season so different from past campaigns?
“Honestly, I think it’s ‘cause a lot of guys have missed games,”
Jimmy Butler said after that win over the Cavs. “When you can’t get
a rhythm of who’s gonna be in a lineup, who’s gonna be out and
different roles change from night to night... We’re a prime example
of that. I think that’s why teams are so up and down. But when guys
get healthy and they get their guys back, it’s gonna start to look
a lot different.”
Butler’s teammate Bam Adebayo attributes it to the wild
individual-scoring performances and surges in scoring. In addition,
he thinks that everybody got better, including some teams making
big offseason trades.
“The East is tough this year," Adebayo says, "and I feel like
it’s gonna be tough again for a long time.”
“I think the one thing that you would probably say that
everybody's fighting for as a team is consistency,” added Billy
Donovan, whose Chicago Bulls are clawing at 26-33. “Sometimes, you
get this congestion where teams are trying to find that
consistency. They are trying to find things to continue to build on
game after game, and I think that's what good teams do. Some of
those upper-echelon teams in the East and the West have been able
to have a level of consistency, and some of the other teams — where
they're all condensed — they're fighting for that consistency.”
Cavs head coach J.B. Bickerstaff made a bold statement when
asked about the ultra-competitive nature of this season.
“I think there's a lot of really good players in the NBA right
now, and if you go from top to bottom, you don't see that disparity
in levels of talent on teams,” Bickerstaff said in late January.
“What you do see typically is just different levels of
experience. But I think the day of the super-team is over
with, and I think there's a lot of extremely talented basketball
players and a lot of extremely talented coaches that put people in
the right position and there's going to be a little bit more
balance in the league.”
(Sidenote: It’s sort of ironic that Bickerstaff made the
super-team statement when he did, since the Phoenix Suns did the
unthinkable by acquiring Kevin Durant at the NBA trade deadline
less than a couple weeks after the fact.)
Commenting on the development of individual talent throughout
the league “first and foremost,” Memphis Grizzlies head coach
Taylor Jenkins delivered perhaps the most logical response.
“I definitely think the Play-In Tournament has added more
intrigue, more investment in teams throughout the course of the
season,” Jenkins stated. “I think the Play-In Tournament has just
created an opportunity to have two more teams compared to the
eight-team initial [seeding]. Now it’s 10, but you can even go
deeper; now you can add 12, 14, 15 and still have a chance to get
in that 10th spot.
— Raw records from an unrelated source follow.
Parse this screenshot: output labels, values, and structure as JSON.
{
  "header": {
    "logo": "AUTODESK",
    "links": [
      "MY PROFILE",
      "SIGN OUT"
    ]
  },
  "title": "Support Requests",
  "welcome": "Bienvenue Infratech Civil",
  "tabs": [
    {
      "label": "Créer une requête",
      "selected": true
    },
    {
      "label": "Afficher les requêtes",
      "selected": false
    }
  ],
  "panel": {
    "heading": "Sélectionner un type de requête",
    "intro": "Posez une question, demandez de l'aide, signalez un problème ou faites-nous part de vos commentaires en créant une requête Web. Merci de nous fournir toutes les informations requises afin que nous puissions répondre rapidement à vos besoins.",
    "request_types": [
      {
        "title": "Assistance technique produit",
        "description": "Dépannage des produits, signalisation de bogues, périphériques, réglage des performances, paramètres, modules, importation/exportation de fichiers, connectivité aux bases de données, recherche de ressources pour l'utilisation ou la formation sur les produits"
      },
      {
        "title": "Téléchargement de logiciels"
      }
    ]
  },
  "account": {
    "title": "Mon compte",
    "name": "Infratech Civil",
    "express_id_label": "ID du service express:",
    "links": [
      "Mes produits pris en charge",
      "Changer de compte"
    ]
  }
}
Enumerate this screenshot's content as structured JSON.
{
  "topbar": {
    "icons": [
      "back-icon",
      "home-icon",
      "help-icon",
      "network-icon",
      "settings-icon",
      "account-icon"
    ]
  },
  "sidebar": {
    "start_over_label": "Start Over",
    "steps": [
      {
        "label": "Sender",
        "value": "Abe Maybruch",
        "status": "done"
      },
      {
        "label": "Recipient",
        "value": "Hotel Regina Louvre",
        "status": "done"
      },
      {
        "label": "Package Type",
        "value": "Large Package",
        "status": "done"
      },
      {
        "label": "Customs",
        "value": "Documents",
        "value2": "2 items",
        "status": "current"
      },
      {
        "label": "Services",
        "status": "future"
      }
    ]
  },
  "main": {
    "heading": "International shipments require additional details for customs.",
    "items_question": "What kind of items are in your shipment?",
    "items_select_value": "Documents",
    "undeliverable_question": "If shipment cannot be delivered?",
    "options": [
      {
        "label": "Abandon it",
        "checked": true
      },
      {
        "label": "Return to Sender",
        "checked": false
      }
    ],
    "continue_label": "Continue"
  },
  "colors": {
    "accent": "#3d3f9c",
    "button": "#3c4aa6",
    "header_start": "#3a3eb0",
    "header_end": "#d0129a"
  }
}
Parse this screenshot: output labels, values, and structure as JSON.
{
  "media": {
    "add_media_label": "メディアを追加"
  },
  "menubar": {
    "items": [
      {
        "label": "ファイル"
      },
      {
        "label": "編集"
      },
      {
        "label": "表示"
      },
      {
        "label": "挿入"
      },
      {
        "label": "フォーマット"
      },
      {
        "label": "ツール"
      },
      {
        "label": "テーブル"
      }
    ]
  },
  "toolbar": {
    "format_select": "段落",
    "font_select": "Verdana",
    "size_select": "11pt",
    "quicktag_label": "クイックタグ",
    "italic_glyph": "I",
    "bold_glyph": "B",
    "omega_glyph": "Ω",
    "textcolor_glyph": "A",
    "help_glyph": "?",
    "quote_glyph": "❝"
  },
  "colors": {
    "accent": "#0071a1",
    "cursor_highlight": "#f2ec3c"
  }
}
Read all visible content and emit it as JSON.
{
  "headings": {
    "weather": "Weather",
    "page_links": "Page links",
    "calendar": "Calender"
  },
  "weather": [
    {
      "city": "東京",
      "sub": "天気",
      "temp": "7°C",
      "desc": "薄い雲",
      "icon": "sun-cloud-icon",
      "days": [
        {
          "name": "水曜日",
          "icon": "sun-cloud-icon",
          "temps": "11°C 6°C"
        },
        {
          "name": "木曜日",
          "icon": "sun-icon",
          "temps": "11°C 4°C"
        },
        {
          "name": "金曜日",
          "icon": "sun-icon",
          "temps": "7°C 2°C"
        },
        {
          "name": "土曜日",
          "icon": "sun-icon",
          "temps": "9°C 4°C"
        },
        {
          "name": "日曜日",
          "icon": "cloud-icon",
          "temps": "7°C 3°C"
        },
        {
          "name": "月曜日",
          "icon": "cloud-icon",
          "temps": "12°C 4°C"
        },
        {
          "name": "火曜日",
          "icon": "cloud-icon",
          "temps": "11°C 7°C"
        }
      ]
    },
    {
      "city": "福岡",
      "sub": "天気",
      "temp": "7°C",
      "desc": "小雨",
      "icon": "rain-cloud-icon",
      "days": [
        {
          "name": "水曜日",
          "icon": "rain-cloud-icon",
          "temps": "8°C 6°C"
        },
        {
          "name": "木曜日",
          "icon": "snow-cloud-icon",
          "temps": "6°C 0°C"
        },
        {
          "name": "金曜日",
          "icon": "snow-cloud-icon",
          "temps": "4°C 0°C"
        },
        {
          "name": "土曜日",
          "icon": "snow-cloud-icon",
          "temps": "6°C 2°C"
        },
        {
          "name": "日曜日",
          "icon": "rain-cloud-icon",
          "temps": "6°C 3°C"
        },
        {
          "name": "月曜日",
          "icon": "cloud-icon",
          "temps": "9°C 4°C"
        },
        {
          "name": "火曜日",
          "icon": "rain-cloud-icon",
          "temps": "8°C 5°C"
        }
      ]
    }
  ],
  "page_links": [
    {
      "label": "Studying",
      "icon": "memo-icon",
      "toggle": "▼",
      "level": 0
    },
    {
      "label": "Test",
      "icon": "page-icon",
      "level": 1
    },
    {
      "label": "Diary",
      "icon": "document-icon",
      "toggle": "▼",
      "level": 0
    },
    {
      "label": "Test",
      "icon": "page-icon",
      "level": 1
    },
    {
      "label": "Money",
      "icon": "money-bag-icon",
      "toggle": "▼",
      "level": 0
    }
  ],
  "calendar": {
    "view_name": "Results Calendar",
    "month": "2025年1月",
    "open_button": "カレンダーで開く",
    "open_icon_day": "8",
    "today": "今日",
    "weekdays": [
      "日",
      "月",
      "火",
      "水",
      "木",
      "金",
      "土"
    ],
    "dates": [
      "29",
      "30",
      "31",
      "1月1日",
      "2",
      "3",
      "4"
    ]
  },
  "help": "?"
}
So, I think that’s probably one of the biggest
natures. And then, obviously, the league’s in a great spot. There’s
so much talent influx coming into this league. Teams are drafting
well, they’re developing well on top of all of those things.”
Sharing the same sentiment as Jenkins, Spoelstra had a big smile
on his face. He has felt a shift in teams’ mindsets across the NBA
for two to three years, since the Play-In was added to the
“I think that’s the biggest driver in this,” Spoelstra said.
“You just have far less teams tanking. Am I allowed to say that
word? It happens in this league. But now, you have a bunch of teams
that probably weren’t necessarily thinking that they would have —
in either conference — that they would have a chance of being in
the Play-In, and they’re at this point. You might as well go for
Heading into the second half of the season, the NBA is packed
with a ton of possibilities. Look at the standings. The Magic are
still only four games back of the East’s final spot currently held
by the Toronto Raptors, who are simultaneously being chased by the
Bulls and Indiana Pacers.
And forget breaking down the West — everybody but the Spurs and
Houston Rockets are in that race, with current Play-In teams who
could be in position for home-court advantage by this time next
Whether it's a result of the deadline acquisitions, buyout
signings or an improvement in camaraderie, teams are going to lay
it all out on the line to ensure they’re playing past
“The experience you get, that’s just driving the competition
level league-wide,” Spoelstra said. “And this is the way it should